    Quote:Original post by freeworld I wouldn't think that tiny bit of code would really cause your app to slow down... if you're that worried you can store a point to the m_setup and use that instead of using the function call. Thanks for your reply. Correct me if im wrong but the time given is also depending on how many times its called. Also thanks for the pointer idea! i will try it. I think its better to try pointers and caching at the same time to reduce calls.
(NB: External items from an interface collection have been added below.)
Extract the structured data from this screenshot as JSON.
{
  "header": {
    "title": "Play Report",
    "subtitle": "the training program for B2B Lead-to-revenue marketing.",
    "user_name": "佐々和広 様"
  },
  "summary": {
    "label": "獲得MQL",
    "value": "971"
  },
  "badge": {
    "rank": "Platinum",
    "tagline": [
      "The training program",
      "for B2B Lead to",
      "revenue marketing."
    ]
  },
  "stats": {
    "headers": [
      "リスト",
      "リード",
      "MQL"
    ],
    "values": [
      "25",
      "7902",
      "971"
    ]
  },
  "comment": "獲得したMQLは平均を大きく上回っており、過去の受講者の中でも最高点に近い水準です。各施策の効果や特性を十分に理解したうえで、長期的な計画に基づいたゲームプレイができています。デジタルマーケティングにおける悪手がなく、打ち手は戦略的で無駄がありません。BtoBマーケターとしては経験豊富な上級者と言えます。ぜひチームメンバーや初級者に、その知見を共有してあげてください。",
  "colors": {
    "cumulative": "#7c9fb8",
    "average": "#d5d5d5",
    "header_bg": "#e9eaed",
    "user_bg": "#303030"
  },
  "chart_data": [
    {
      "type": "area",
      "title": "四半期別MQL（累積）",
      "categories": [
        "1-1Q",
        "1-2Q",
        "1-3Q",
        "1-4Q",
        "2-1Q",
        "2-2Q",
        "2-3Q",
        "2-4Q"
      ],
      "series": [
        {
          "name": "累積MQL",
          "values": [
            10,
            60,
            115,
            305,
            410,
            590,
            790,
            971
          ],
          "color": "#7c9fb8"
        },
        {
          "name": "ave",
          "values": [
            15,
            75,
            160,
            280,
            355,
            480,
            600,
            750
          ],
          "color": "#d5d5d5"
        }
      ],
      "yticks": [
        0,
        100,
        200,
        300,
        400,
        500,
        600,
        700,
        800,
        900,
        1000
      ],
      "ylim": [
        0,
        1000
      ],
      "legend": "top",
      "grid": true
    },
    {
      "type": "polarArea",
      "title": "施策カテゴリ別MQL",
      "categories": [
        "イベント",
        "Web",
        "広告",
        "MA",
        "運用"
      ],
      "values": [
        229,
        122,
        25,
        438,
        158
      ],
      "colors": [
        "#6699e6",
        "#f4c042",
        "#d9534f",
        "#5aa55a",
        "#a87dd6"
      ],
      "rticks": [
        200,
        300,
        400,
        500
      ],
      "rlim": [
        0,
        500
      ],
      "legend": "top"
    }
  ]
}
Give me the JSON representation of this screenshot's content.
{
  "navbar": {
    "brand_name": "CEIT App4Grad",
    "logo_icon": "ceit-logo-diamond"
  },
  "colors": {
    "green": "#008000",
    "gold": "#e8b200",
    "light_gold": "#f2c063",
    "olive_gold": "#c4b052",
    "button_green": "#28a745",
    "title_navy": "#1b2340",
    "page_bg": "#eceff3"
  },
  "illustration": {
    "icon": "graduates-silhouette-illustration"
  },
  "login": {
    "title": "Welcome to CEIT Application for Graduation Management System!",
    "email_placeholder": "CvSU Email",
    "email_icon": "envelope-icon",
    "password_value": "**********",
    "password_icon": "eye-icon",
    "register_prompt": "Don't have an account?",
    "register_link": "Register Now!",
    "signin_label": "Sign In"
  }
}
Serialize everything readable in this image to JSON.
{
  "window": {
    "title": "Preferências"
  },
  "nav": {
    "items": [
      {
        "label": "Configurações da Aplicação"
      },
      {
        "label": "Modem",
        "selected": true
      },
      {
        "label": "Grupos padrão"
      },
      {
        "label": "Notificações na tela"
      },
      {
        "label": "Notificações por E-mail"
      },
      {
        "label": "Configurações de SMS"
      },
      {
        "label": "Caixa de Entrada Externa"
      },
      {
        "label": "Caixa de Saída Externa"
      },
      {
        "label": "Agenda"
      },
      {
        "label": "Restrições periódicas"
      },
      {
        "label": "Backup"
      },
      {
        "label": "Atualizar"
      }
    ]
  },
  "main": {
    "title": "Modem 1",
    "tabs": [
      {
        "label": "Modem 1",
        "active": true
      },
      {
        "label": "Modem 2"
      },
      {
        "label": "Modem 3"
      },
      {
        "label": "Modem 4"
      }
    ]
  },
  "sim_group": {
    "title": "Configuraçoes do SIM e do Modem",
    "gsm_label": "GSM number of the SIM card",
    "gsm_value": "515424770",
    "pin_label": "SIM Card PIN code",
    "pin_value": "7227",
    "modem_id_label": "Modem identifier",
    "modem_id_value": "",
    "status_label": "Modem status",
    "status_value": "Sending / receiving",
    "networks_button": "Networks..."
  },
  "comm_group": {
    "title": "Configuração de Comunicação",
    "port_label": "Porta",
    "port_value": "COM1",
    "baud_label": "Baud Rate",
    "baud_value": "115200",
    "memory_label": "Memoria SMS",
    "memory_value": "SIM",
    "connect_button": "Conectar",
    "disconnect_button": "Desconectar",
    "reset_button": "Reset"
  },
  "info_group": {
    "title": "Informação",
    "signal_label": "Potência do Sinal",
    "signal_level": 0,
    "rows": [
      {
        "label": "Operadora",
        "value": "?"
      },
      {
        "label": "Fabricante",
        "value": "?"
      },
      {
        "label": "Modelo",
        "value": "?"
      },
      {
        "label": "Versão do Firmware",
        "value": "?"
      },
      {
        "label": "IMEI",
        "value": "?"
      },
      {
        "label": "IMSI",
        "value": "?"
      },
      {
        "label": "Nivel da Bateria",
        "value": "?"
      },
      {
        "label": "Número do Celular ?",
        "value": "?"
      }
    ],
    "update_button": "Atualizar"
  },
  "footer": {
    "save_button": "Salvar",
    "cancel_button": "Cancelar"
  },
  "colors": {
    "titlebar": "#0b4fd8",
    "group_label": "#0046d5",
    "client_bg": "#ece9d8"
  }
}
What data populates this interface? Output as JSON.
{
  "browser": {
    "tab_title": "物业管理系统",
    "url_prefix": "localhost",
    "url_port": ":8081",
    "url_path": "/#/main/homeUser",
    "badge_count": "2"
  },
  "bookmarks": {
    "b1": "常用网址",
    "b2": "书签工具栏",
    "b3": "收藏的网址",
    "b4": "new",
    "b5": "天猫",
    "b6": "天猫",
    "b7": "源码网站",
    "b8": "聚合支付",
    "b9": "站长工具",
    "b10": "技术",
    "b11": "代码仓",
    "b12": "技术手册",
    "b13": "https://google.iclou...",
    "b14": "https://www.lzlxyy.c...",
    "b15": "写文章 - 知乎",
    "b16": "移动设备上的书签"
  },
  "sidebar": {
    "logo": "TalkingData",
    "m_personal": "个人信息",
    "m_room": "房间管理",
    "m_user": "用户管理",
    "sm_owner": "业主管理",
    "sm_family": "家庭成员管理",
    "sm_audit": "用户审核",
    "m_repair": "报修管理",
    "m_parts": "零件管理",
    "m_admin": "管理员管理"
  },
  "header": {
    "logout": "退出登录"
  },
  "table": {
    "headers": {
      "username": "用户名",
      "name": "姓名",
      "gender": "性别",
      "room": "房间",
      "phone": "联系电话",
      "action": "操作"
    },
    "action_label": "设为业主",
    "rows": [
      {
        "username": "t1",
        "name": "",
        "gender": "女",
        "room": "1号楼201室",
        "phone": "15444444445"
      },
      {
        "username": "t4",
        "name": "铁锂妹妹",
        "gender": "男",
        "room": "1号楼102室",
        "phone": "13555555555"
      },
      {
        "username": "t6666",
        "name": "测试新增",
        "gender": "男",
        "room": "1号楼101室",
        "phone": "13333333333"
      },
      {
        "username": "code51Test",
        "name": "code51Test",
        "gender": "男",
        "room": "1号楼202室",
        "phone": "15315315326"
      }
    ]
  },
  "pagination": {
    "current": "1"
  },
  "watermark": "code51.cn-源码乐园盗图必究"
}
Quote:Original post by rip-off Are you profiling in Release mode or Debug mode? The only way I could see that function causing trouble is if you call it unnecessarily, for example not caching the return value in a local variable if you are invoking it multiple times: *** Source Snippet Removed *** This isn't primarily an optimisation, this is making the code more readable. You can see clearly in the second version that frobnicate() is intended to receive the same second parameter every invocation, whereas the first example requires one to examine (at least) the implementation of EngineSetup::baz() to determine this. Also, if you move such a short function into the header file the compiler might be more willing to inline it for you. I was using debug mode. Although originally the sample time was 5s but i only counted the first thread and presumed the others were from other things like visual studio debugger. Thanks for your suggestion in caching. This is what i meant in number 1 about having a variable inside the method to take the values and use that instead of calling them each time in calculations. This will definetly speed things up but is there any other way to make these variables more global? The methods are called alot and there are also numerous other methods and objects that use these values. I guess it would be a bad idea to make a global variable outside the classes and set them to the values? Maybe im going too far into optimization ... I dont exactly know what you mean by the last sentance... do you mean in the .h file or by header you mean something else? And what would be the benefits of that? Thanks for your time!